Work to be completed -
For the string "Mean", work out how many lines of the data contain it and give that number with nothing added.

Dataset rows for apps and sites
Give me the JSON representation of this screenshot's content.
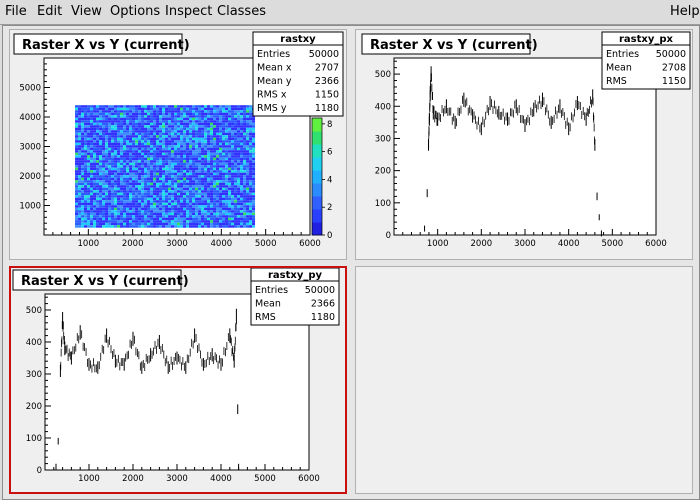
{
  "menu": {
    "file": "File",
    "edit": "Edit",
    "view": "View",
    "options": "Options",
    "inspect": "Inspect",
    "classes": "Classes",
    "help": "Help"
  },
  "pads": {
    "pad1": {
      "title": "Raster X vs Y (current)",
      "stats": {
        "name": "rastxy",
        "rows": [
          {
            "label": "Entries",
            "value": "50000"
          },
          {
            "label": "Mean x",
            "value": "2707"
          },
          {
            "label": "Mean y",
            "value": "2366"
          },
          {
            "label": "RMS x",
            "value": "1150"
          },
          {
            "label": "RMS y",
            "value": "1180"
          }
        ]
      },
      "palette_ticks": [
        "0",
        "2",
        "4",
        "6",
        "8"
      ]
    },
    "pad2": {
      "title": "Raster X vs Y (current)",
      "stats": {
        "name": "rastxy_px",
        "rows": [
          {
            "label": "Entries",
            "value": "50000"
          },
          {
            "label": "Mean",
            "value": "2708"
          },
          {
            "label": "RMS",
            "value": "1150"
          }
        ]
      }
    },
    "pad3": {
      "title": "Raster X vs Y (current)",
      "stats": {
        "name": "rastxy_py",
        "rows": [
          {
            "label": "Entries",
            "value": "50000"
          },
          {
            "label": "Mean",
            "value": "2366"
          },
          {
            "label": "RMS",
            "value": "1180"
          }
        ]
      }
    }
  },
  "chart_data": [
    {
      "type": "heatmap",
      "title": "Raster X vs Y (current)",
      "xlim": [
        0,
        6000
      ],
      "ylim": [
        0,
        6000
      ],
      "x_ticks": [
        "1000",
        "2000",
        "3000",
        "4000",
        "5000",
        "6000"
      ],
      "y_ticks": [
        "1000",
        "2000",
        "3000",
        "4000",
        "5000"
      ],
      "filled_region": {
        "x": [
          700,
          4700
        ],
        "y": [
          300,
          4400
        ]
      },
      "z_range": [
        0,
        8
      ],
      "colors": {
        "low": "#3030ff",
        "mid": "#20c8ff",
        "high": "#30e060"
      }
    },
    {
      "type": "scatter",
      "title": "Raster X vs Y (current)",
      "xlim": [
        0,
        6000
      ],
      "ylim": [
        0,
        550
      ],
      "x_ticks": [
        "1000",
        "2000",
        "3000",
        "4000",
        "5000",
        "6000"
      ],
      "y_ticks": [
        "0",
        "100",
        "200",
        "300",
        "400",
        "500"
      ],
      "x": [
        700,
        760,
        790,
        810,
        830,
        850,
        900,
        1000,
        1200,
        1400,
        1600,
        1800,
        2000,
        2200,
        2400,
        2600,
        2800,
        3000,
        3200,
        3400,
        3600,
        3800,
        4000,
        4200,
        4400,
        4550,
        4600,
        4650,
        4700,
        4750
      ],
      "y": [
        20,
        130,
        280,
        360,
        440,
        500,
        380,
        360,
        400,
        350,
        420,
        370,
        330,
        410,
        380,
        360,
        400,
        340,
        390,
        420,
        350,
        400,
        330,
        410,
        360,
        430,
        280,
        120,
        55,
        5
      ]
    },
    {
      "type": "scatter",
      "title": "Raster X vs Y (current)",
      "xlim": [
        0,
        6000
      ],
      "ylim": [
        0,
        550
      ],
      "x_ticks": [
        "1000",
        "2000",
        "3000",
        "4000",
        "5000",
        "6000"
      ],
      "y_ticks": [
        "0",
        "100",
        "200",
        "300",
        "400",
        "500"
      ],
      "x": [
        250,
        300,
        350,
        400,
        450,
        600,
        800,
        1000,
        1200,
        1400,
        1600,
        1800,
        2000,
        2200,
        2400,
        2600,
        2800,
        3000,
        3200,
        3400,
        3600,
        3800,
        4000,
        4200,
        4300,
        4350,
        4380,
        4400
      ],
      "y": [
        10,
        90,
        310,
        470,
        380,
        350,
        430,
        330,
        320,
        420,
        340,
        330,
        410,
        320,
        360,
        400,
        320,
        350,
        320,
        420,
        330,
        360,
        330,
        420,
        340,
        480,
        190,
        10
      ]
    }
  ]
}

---

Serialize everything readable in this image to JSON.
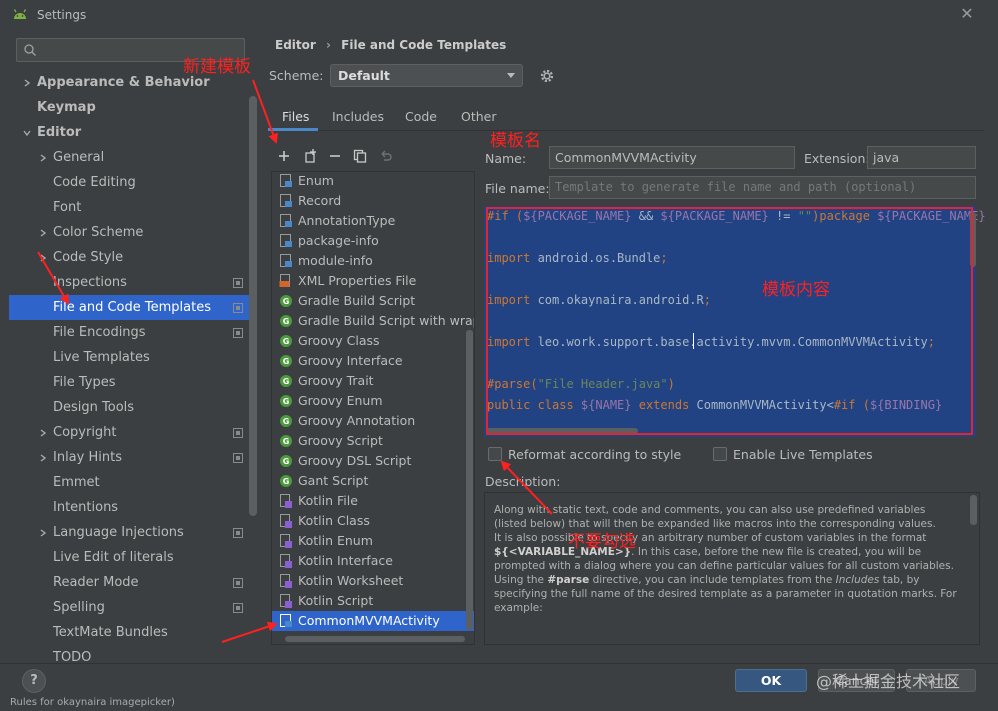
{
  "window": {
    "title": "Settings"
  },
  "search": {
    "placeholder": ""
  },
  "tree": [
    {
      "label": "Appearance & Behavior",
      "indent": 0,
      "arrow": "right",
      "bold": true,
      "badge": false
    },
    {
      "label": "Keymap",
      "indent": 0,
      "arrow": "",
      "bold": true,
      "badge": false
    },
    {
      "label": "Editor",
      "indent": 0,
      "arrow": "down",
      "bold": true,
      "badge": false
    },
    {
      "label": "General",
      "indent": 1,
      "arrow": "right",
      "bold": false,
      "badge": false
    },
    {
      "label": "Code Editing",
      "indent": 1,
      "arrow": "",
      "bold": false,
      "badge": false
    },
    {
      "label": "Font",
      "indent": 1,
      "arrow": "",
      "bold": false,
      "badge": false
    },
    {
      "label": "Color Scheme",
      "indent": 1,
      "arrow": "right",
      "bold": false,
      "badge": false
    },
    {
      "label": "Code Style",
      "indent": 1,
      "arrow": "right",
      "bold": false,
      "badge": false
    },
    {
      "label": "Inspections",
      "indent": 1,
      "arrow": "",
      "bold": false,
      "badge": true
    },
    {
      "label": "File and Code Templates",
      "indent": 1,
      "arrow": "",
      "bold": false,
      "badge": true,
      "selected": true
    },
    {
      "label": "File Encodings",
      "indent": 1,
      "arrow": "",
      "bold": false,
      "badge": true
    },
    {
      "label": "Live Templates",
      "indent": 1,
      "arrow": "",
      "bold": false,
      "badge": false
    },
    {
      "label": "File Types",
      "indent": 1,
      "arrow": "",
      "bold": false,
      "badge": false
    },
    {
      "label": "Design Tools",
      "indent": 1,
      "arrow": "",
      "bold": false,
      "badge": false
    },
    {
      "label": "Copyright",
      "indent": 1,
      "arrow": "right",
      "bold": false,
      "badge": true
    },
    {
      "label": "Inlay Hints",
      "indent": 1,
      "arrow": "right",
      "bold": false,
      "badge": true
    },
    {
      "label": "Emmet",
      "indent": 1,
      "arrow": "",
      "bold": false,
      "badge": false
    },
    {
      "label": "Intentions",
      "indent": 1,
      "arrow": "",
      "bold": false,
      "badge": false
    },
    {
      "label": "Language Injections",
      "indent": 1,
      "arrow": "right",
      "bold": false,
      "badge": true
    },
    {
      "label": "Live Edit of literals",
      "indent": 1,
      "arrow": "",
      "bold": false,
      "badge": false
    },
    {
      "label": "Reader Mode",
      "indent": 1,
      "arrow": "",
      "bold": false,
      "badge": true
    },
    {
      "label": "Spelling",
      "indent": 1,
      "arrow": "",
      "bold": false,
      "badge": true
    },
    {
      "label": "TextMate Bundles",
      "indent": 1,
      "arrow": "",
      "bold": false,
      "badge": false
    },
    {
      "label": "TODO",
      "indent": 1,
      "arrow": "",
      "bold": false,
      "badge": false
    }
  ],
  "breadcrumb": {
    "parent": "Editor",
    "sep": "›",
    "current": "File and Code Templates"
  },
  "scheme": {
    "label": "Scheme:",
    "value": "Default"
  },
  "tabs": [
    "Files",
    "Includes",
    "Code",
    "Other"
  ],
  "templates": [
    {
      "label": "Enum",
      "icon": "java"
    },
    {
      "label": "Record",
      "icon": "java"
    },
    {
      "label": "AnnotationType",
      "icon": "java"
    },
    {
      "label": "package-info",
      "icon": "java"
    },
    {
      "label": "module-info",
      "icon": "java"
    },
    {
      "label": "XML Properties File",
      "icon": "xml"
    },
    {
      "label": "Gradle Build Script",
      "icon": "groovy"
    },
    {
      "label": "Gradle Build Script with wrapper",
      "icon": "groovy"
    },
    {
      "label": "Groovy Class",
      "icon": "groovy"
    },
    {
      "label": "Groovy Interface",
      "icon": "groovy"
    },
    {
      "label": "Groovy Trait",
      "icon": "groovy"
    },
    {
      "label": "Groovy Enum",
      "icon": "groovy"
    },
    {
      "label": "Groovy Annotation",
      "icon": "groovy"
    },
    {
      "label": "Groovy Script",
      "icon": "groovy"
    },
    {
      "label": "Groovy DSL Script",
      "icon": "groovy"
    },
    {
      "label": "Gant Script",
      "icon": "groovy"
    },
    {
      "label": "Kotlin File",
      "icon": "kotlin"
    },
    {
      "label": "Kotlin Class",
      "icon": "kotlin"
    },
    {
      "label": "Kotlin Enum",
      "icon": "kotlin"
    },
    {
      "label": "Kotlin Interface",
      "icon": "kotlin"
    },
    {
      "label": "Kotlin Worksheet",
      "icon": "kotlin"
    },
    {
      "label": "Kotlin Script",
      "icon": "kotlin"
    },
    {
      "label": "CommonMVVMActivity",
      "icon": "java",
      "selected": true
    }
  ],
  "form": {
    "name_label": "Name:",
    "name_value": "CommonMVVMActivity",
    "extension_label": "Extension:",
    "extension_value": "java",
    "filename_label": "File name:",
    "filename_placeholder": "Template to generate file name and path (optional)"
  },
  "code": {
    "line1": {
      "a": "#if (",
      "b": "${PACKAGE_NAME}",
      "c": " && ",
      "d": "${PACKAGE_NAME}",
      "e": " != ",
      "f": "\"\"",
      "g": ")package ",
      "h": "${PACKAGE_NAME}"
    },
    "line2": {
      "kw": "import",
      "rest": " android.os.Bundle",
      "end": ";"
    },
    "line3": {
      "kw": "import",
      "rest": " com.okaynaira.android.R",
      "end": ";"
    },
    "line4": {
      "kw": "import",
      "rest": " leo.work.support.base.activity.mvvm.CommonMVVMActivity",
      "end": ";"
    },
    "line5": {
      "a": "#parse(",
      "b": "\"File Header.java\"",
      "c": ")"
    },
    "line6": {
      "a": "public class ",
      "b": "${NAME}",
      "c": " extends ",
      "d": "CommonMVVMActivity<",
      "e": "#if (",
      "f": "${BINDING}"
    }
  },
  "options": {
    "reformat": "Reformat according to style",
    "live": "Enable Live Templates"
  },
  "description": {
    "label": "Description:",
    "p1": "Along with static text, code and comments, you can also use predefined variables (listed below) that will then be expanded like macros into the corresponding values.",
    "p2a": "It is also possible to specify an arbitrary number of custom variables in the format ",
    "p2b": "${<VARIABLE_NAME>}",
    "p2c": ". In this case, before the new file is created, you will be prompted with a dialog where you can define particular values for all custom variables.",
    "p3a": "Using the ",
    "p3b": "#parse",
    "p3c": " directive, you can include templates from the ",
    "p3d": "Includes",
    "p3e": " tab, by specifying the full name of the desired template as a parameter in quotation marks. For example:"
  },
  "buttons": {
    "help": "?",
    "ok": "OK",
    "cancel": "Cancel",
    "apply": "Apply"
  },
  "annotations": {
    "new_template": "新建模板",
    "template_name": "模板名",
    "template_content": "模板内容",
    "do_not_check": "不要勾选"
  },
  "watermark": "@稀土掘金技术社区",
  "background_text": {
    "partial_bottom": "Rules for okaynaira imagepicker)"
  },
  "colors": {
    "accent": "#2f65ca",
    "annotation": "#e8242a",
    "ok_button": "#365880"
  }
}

Answer space -
4